LAC - Laboratory of Atmospheric Chemistry
The Laboratory of Atmospheric Chemistry (LAC), established 1 January 2000, is a laboratory of the Energy and Environment Research Division (ENE) at the Paul Scherrer Institute (PSI).
Understanding the processes determining the gas and aerosol chemistry and aerosol physics in the atmosphere in order to determine (1) the impact of energy use on the atmosphere and (2) the impact of pollution on air quality, human health, local weather and climate change.

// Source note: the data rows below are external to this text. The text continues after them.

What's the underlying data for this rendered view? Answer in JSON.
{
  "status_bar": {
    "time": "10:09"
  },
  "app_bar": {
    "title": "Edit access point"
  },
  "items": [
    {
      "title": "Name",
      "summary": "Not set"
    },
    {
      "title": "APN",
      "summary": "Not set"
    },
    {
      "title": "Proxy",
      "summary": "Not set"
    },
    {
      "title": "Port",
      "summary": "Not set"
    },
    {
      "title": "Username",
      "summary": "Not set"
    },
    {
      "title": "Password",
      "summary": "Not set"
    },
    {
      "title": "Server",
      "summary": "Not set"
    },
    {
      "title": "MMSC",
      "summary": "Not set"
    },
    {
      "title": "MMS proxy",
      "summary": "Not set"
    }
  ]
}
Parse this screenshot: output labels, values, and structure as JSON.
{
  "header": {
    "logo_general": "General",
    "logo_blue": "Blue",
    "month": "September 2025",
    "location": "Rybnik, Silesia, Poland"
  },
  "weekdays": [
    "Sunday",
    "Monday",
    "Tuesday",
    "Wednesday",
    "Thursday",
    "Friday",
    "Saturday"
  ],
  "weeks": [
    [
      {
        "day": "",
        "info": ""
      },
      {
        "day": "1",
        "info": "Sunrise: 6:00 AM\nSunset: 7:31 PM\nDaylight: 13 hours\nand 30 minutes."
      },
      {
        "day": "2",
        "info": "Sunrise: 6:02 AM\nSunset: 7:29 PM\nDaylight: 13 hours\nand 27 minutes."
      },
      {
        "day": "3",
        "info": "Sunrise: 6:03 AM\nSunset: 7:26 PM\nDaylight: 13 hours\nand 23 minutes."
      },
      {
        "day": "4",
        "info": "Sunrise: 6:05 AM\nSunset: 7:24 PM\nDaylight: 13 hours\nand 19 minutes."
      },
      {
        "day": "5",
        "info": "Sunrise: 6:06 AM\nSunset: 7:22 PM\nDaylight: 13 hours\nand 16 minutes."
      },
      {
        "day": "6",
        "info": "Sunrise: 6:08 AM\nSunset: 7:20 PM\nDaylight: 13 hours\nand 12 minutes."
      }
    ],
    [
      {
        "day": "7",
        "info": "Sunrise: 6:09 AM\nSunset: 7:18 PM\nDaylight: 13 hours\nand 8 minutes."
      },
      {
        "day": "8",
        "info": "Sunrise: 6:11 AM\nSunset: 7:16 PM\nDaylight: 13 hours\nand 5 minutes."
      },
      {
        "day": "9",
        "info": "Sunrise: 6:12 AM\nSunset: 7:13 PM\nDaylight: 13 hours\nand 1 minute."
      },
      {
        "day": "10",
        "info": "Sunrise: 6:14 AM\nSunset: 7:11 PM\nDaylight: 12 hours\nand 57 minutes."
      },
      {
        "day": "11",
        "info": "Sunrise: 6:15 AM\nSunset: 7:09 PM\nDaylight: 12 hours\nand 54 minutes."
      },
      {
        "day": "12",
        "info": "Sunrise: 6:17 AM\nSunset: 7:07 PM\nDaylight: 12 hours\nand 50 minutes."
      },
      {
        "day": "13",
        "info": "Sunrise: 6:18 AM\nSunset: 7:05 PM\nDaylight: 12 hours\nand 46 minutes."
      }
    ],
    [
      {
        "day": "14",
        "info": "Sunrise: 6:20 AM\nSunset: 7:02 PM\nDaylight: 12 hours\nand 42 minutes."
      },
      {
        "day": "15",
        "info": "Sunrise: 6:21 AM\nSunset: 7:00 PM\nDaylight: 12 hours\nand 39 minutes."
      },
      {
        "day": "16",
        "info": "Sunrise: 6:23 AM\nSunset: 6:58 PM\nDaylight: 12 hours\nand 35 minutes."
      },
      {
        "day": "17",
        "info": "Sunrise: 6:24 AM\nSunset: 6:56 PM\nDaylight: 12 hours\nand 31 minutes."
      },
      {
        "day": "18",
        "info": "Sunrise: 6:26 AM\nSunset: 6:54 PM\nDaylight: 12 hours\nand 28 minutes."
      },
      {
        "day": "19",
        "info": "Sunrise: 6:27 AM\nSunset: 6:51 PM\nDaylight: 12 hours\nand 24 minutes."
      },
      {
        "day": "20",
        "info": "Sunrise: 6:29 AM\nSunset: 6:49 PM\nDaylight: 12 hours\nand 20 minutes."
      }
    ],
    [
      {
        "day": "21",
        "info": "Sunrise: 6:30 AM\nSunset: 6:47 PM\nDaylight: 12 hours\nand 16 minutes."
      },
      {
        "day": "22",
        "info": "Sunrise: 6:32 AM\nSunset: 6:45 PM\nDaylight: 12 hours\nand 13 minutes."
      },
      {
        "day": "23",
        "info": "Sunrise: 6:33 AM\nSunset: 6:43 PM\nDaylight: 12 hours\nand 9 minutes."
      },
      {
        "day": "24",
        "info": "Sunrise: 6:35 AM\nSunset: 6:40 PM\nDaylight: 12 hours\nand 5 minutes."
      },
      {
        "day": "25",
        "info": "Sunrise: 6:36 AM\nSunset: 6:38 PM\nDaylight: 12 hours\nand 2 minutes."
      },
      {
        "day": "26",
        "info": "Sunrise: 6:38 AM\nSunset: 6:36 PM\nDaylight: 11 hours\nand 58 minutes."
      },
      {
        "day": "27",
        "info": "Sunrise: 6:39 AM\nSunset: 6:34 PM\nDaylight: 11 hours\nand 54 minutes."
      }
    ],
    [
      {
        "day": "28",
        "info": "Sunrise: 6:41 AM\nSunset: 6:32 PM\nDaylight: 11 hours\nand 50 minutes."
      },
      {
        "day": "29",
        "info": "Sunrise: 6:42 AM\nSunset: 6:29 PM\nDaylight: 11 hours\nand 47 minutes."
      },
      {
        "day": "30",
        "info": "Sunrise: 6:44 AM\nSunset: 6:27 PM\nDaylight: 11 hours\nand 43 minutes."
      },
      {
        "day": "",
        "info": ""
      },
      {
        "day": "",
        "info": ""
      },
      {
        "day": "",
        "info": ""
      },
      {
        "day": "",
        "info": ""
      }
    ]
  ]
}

Our laboratory consists of four interacting groups that operates cutting-edge facilities and instrumentations in the lab and in the field. We run three National facilities, two ambient observatories and an atmospheric chamber facility, that are foreseen to be included in the ACTRIS European research infrastructure. We study the impact of anthropogenic air pollution across environments ranging from cities in Europe and developing countries (e.g. India and China) to pristine areas (e.g. in polar regions and in the free troposphere). We are continuously measuring key climate variables relevant for aerosol properties at the landmark high-alpine Jungfraujoch research site in Switzerland. We simulate the processes occurring in the atmosphere in our smog chamber facility and during experiments at the CLOUD chamber at CERN. Field and laboratory data are interpreted and air pollution sources are quantified with numerical and statistical models. We collaborate with toxicologists, epidemiologists and medical doctors to understand the impact of air pollution on health.
News & Highlights
Andrea Baccarini, former PhD at the Laboratory of Atmospheric Chemistry at PSI won the prestigious Prix de Quervain.
The Jungfraujoch Carbon Balance Campaign is a measuring campaign within the ACTRIS project. It is conducted by the Paul Scherrer Institute in collaboration with the Stiftung HFSJG, Empa, FHNW, as well as groups from Lille (France), York (England), and Aerosol d.o.o. (Slovenia). The campaign’s aim is to comprehensively measure and characterize the diversity of carbon-containing molecules present in the air in hopes to obtain helpful information on their role in climate and weather relevant processes.
Imad El Haddad, scientific head (a.i.) of the lab of atmospheric chemistry at PSI, won the Schmauss Award 2022!
The Schmauss award, named after physicist and meteorologist August Schmauss is awarded by the Gesellschaft für Aerosolforschung (GAeF) to recognize outstanding research contributions in the field of atmospheric aerosol science.